As indicated in the High Commissioner’s Strategic Directions 2022-2026, UNHCR is developing an internal Strategic Action Plan to “Grow UNHCR’s engagement on responses and solutions for internally displaced people”. This plan will define strategies and actions for achieving measurable changes for IDPs, setting out a roadmap and milestones to monitor achievements. It will also identify barriers, opportunities, actions needed and funding requirements to promote IDP resilience and self-sufficiency.
UNHCR, the GPC and the Special Rapporteur on the Human Rights of Internally Displaced Persons will continue to co-lead the IDP Protection Expert Group (IPEG) through 2024. Through targeted country support missions, as well as global advocacy, the IPEG aims to foster political will and national leadership, and to coordinate senior-level international support for protection responses. Together with IPEG and the Special Rapporteur, as well as other partners, UNHCR plans to facilitate State-to-State peer exchanges on internal displacement. This follows the success of the first Cross-Regional Forum on Implementing Laws and Policies on Internal Displacement.
UNHCR will expand its community-based work with local organizations, including those led by IDP women and people with disabilities. As part of its AAP commitments and efforts, UNHCR seeks innovative approaches to ensure that IDPs, and all forcibly displaced and stateless people, have non-discriminatory access to services and can participate in a meaningful way in decisions affecting their lives. The Office will also ensure a timely life-saving response for survivors and those at risk of gender-based violence.
To help people find a way out of their displacement, UNHCR will incorporate approaches and principles that open pathways to durable solutions in its coordination, advocacy and planning/programming efforts across the displacement spectrum. This will include activities to support return and local stay, as per the preference of the individual.

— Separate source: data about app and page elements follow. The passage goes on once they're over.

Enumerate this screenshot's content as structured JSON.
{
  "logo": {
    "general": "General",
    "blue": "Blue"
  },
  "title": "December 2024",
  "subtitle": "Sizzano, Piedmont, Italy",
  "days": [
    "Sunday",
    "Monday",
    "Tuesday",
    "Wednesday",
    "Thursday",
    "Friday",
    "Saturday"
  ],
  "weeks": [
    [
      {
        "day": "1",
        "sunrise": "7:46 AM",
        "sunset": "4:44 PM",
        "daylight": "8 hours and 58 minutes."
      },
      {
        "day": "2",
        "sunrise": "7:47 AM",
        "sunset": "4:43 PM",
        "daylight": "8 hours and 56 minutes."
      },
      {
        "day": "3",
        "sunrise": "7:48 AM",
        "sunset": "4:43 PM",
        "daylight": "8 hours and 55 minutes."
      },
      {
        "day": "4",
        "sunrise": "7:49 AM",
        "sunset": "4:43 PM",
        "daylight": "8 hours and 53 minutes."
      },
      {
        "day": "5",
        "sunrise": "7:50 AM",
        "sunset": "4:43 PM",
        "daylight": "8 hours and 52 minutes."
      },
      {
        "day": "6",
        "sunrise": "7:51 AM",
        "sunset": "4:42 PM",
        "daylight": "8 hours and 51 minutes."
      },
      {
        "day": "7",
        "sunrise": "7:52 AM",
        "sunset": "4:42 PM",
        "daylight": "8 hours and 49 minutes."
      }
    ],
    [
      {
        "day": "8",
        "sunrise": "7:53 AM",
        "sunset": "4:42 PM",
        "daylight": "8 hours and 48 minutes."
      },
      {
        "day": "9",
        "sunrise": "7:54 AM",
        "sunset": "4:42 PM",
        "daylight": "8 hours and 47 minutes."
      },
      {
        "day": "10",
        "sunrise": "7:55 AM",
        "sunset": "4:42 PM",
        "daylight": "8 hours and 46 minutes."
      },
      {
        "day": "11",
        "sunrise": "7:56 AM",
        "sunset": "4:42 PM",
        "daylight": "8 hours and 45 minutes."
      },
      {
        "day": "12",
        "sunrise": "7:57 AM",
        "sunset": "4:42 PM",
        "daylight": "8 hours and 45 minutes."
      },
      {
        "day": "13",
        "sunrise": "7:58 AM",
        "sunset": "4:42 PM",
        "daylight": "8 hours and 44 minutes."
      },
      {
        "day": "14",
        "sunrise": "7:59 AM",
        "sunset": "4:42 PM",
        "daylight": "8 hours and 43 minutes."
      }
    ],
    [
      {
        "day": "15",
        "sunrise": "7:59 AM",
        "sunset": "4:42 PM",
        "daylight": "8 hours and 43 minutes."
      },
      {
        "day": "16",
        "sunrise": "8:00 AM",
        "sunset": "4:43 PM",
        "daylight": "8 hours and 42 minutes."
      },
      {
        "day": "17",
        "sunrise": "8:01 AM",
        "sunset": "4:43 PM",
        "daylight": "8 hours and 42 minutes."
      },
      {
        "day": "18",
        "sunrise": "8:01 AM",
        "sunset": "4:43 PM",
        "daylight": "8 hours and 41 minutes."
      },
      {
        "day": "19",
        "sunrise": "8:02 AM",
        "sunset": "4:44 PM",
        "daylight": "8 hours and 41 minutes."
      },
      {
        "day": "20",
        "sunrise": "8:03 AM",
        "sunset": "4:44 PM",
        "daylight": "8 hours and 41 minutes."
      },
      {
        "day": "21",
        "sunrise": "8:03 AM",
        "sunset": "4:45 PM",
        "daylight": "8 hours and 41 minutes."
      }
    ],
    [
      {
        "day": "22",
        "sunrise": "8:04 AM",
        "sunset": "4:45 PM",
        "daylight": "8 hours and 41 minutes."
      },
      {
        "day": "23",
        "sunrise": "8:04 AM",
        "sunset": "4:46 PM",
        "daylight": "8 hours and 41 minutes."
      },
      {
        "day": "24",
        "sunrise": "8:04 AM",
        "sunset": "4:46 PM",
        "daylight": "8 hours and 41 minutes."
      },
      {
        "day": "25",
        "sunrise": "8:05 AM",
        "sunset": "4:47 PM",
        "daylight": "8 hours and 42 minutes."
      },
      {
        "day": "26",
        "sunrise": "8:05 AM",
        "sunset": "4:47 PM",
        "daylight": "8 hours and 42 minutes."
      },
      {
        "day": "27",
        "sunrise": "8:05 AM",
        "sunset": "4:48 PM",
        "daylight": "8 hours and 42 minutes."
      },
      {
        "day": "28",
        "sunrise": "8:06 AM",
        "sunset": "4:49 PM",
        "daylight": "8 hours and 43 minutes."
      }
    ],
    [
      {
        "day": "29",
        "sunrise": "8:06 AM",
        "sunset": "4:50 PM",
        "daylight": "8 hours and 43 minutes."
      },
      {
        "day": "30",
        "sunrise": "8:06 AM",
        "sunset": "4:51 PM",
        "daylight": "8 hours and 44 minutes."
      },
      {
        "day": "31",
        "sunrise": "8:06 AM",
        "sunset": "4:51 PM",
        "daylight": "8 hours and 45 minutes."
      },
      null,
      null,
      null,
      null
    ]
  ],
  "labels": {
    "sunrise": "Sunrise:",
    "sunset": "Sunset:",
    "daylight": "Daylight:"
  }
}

The Office is committed to implementing the UN Secretary-General’s Action Agenda on Internal Displacement, which has three goals:
- to help IDPs find a durable solution to their displacement,
- better prevent new displacement crises from emerging,
- and ensure those facing displacement receive effective protection and assistance.
In 2023 UNHCR published its “Institutional plan on solutions to internal displacement”, which includes lending strong support to efforts by Resident Coordinators to develop country strategies for protection and solutions. As part of its commitments in support of the Action Agenda, UNHCR will field-test and finalize an IDP protection risk assessment tool in government-led solutions processes, to be used by Resident Coordinators and country teams.